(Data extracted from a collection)
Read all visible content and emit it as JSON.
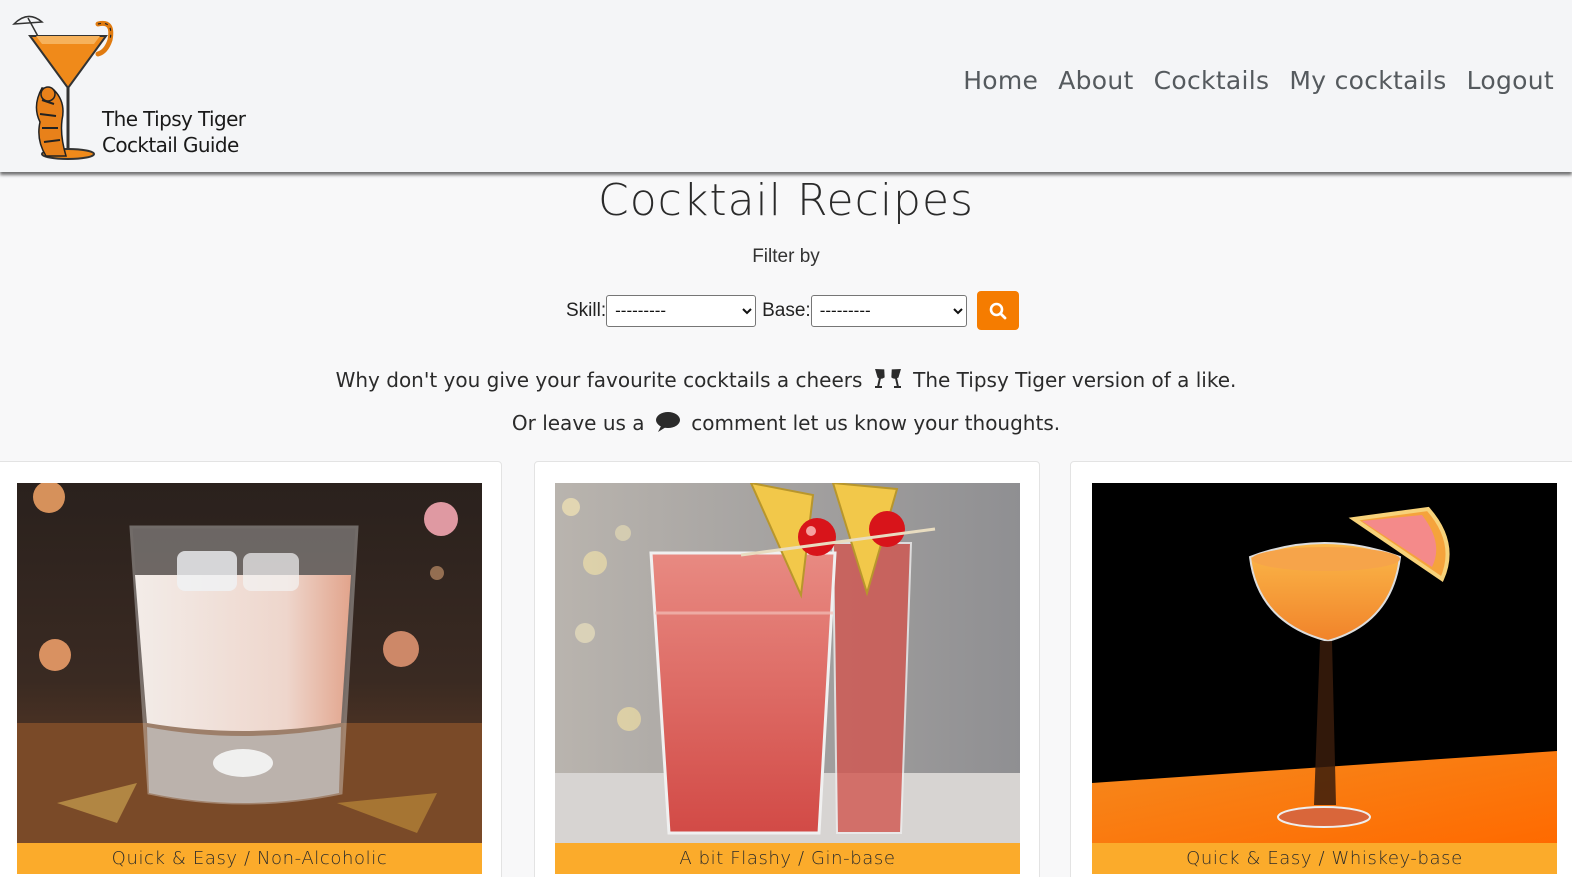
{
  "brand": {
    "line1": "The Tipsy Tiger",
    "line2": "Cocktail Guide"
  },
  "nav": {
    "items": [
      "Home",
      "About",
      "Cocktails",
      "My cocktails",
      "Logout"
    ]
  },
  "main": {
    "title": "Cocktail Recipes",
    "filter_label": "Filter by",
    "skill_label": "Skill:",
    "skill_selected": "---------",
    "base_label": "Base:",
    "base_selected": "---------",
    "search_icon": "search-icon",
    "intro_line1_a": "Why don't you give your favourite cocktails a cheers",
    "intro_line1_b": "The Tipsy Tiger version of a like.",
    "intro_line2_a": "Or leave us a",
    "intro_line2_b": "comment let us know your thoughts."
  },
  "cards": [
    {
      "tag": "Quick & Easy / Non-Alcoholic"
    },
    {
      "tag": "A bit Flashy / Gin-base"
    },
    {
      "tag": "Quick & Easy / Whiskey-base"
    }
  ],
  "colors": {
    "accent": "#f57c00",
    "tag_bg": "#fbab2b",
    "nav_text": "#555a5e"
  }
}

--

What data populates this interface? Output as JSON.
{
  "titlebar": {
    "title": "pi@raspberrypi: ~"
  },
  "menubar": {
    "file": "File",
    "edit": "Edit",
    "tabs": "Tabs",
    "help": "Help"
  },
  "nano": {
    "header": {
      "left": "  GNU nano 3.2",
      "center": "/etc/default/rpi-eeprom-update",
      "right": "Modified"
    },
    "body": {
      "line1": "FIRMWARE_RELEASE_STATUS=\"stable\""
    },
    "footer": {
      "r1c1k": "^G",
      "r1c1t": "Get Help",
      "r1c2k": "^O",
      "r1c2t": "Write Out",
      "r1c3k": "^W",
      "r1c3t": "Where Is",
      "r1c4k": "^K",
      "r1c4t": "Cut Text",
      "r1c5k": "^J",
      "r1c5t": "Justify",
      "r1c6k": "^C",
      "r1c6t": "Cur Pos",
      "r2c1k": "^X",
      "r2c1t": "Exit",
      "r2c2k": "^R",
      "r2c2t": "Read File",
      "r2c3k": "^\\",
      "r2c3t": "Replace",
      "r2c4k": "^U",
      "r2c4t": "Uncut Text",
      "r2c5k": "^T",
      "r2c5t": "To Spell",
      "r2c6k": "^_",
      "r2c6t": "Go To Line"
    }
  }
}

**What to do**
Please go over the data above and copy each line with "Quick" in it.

**Answer for this exercise**
      "tag": "Quick & Easy / Non-Alcoholic"
      "tag": "Quick & Easy / Whiskey-base"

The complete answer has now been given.